What the exercise asks: Without the images, write out all of the following entries exactly.

Material for this task:

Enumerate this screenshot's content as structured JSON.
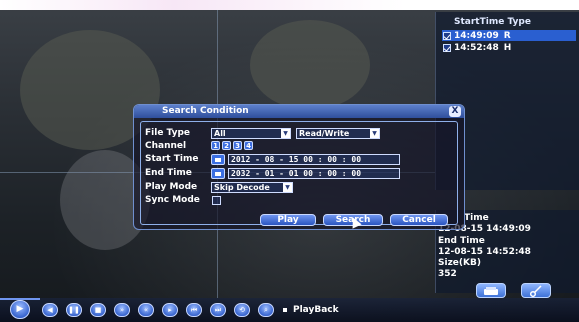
{
  "dialog": {
    "title": "Search Condition",
    "close_glyph": "X",
    "file_type_label": "File Type",
    "file_type_value": "All",
    "rw_value": "Read/Write",
    "channel_label": "Channel",
    "channels": [
      "1",
      "2",
      "3",
      "4"
    ],
    "start_time_label": "Start Time",
    "start_time_value": "2012 - 08 - 15  00 : 00 : 00",
    "end_time_label": "End Time",
    "end_time_value": "2032 - 01 - 01  00 : 00 : 00",
    "play_mode_label": "Play Mode",
    "play_mode_value": "Skip Decode",
    "sync_mode_label": "Sync Mode",
    "play_label": "Play",
    "search_label": "Search",
    "cancel_label": "Cancel"
  },
  "file_list": {
    "header": "StartTime Type",
    "rows": [
      {
        "time": "14:49:09",
        "type": "R"
      },
      {
        "time": "14:52:48",
        "type": "H"
      }
    ]
  },
  "info": {
    "start_label": "Time",
    "start_value": "12-08-15 14:49:09",
    "end_label": "End Time",
    "end_value": "12-08-15 14:52:48",
    "size_label": "Size(KB)",
    "size_value": "352"
  },
  "toolbar": {
    "label": "PlayBack"
  },
  "colors": {
    "accent": "#3d6ee0",
    "selected_row": "#2a5fd0",
    "dialog_border": "#8fb0ea"
  }
}
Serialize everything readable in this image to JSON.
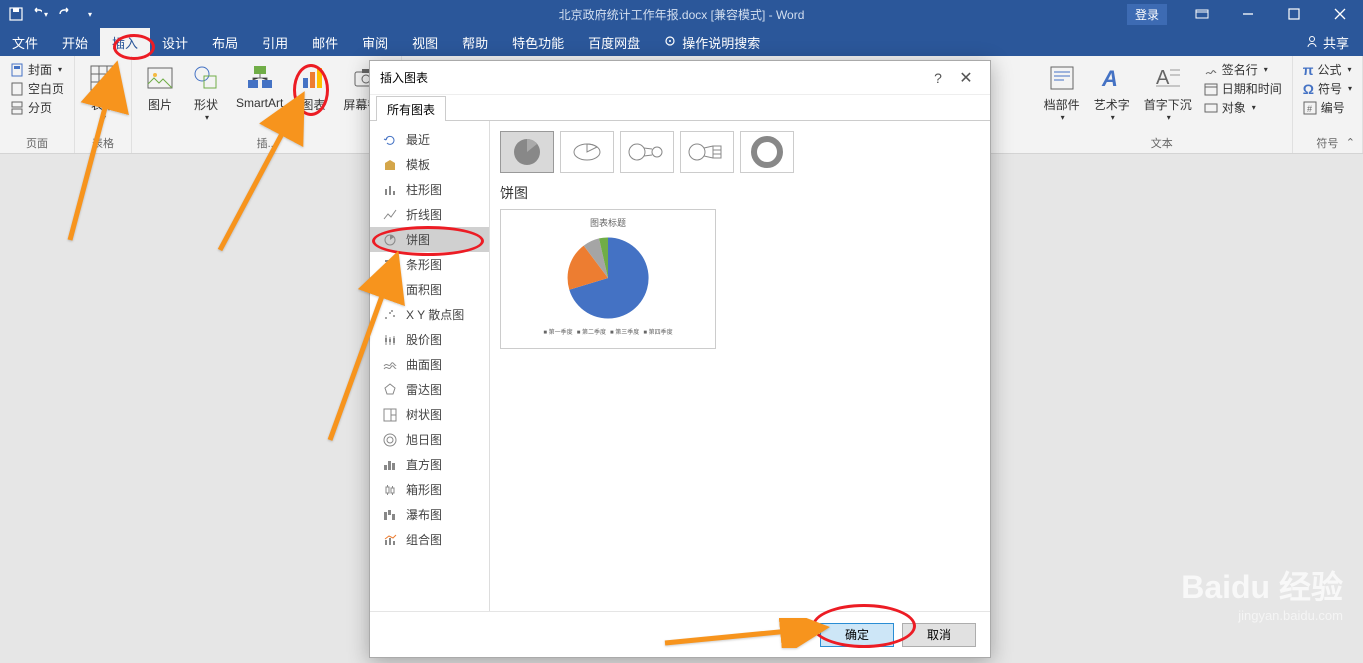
{
  "titlebar": {
    "title": "北京政府统计工作年报.docx [兼容模式] - Word",
    "login": "登录"
  },
  "menu": {
    "file": "文件",
    "home": "开始",
    "insert": "插入",
    "design": "设计",
    "layout": "布局",
    "references": "引用",
    "mailings": "邮件",
    "review": "审阅",
    "view": "视图",
    "help": "帮助",
    "special": "特色功能",
    "baidu": "百度网盘",
    "tellme_placeholder": "操作说明搜索",
    "share": "共享"
  },
  "ribbon": {
    "pages": {
      "cover": "封面",
      "blank": "空白页",
      "break": "分页",
      "label": "页面"
    },
    "tables": {
      "table": "表格",
      "label": "表格"
    },
    "illustrations": {
      "pictures": "图片",
      "shapes": "形状",
      "smartart": "SmartArt",
      "chart": "图表",
      "screenshot": "屏幕截...",
      "label": "插..."
    },
    "text": {
      "parts": "档部件",
      "wordart": "艺术字",
      "dropcap": "首字下沉",
      "label": "文本",
      "signature": "签名行",
      "datetime": "日期和时间",
      "object": "对象"
    },
    "symbols": {
      "equation": "公式",
      "symbol": "符号",
      "number": "编号",
      "label": "符号"
    }
  },
  "dialog": {
    "title": "插入图表",
    "tab_all": "所有图表",
    "types": {
      "recent": "最近",
      "template": "模板",
      "column": "柱形图",
      "line": "折线图",
      "pie": "饼图",
      "bar": "条形图",
      "area": "面积图",
      "scatter": "X Y 散点图",
      "stock": "股价图",
      "surface": "曲面图",
      "radar": "雷达图",
      "treemap": "树状图",
      "sunburst": "旭日图",
      "histogram": "直方图",
      "boxwhisker": "箱形图",
      "waterfall": "瀑布图",
      "combo": "组合图"
    },
    "subtitle": "饼图",
    "preview_title": "图表标题",
    "legend": [
      "第一季度",
      "第二季度",
      "第三季度",
      "第四季度"
    ],
    "ok": "确定",
    "cancel": "取消"
  },
  "watermark": {
    "logo": "Baidu 经验",
    "url": "jingyan.baidu.com"
  },
  "chart_data": {
    "type": "pie",
    "categories": [
      "第一季度",
      "第二季度",
      "第三季度",
      "第四季度"
    ],
    "values": [
      58,
      23,
      10,
      9
    ],
    "title": "图表标题",
    "colors": [
      "#4472c4",
      "#ed7d31",
      "#a5a5a5",
      "#70ad47"
    ]
  }
}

Problem solution:
Enumerate this screenshot's content as structured JSON.
{
  "dialog": {
    "title": "Search Condition",
    "close_glyph": "X",
    "file_type_label": "File Type",
    "file_type_value": "All",
    "rw_value": "Read/Write",
    "channel_label": "Channel",
    "channels": [
      "1",
      "2",
      "3",
      "4"
    ],
    "start_time_label": "Start Time",
    "start_time_value": "2012 - 08 - 15  00 : 00 : 00",
    "end_time_label": "End Time",
    "end_time_value": "2032 - 01 - 01  00 : 00 : 00",
    "play_mode_label": "Play Mode",
    "play_mode_value": "Skip Decode",
    "sync_mode_label": "Sync Mode",
    "play_label": "Play",
    "search_label": "Search",
    "cancel_label": "Cancel"
  },
  "file_list": {
    "header": "StartTime Type",
    "rows": [
      {
        "time": "14:49:09",
        "type": "R"
      },
      {
        "time": "14:52:48",
        "type": "H"
      }
    ]
  },
  "info": {
    "start_label": "Time",
    "start_value": "12-08-15 14:49:09",
    "end_label": "End Time",
    "end_value": "12-08-15 14:52:48",
    "size_label": "Size(KB)",
    "size_value": "352"
  },
  "toolbar": {
    "label": "PlayBack"
  },
  "colors": {
    "accent": "#3d6ee0",
    "selected_row": "#2a5fd0",
    "dialog_border": "#8fb0ea"
  }
}
Serialize everything readable in this image to JSON.
{
  "titlebar": {
    "title": "北京政府统计工作年报.docx [兼容模式] - Word",
    "login": "登录"
  },
  "menu": {
    "file": "文件",
    "home": "开始",
    "insert": "插入",
    "design": "设计",
    "layout": "布局",
    "references": "引用",
    "mailings": "邮件",
    "review": "审阅",
    "view": "视图",
    "help": "帮助",
    "special": "特色功能",
    "baidu": "百度网盘",
    "tellme_placeholder": "操作说明搜索",
    "share": "共享"
  },
  "ribbon": {
    "pages": {
      "cover": "封面",
      "blank": "空白页",
      "break": "分页",
      "label": "页面"
    },
    "tables": {
      "table": "表格",
      "label": "表格"
    },
    "illustrations": {
      "pictures": "图片",
      "shapes": "形状",
      "smartart": "SmartArt",
      "chart": "图表",
      "screenshot": "屏幕截...",
      "label": "插..."
    },
    "text": {
      "parts": "档部件",
      "wordart": "艺术字",
      "dropcap": "首字下沉",
      "label": "文本",
      "signature": "签名行",
      "datetime": "日期和时间",
      "object": "对象"
    },
    "symbols": {
      "equation": "公式",
      "symbol": "符号",
      "number": "编号",
      "label": "符号"
    }
  },
  "dialog": {
    "title": "插入图表",
    "tab_all": "所有图表",
    "types": {
      "recent": "最近",
      "template": "模板",
      "column": "柱形图",
      "line": "折线图",
      "pie": "饼图",
      "bar": "条形图",
      "area": "面积图",
      "scatter": "X Y 散点图",
      "stock": "股价图",
      "surface": "曲面图",
      "radar": "雷达图",
      "treemap": "树状图",
      "sunburst": "旭日图",
      "histogram": "直方图",
      "boxwhisker": "箱形图",
      "waterfall": "瀑布图",
      "combo": "组合图"
    },
    "subtitle": "饼图",
    "preview_title": "图表标题",
    "legend": [
      "第一季度",
      "第二季度",
      "第三季度",
      "第四季度"
    ],
    "ok": "确定",
    "cancel": "取消"
  },
  "watermark": {
    "logo": "Baidu 经验",
    "url": "jingyan.baidu.com"
  },
  "chart_data": {
    "type": "pie",
    "categories": [
      "第一季度",
      "第二季度",
      "第三季度",
      "第四季度"
    ],
    "values": [
      58,
      23,
      10,
      9
    ],
    "title": "图表标题",
    "colors": [
      "#4472c4",
      "#ed7d31",
      "#a5a5a5",
      "#70ad47"
    ]
  }
}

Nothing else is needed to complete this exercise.